> Entries from a dataset of interfaces
■ ■ ■ ■ ■ ■ ■

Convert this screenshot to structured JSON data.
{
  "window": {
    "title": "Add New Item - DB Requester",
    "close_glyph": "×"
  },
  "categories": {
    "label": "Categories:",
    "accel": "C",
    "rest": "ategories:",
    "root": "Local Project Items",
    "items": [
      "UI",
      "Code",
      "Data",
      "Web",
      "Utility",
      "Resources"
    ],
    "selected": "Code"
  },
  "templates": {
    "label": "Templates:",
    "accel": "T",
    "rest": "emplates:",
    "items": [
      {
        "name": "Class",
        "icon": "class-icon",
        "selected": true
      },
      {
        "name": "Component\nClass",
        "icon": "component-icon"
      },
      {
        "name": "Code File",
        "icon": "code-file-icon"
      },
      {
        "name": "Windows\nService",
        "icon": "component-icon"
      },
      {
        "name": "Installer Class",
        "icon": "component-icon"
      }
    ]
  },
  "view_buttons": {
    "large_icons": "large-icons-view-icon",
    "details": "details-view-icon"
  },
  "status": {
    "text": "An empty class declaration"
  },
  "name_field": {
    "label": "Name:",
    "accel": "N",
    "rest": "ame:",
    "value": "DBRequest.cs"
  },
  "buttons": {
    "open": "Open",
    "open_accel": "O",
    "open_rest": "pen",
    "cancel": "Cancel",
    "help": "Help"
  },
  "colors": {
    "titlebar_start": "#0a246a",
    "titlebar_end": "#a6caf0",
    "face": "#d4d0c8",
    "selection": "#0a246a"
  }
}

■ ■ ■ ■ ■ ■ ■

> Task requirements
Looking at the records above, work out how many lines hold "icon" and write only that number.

> Task result
7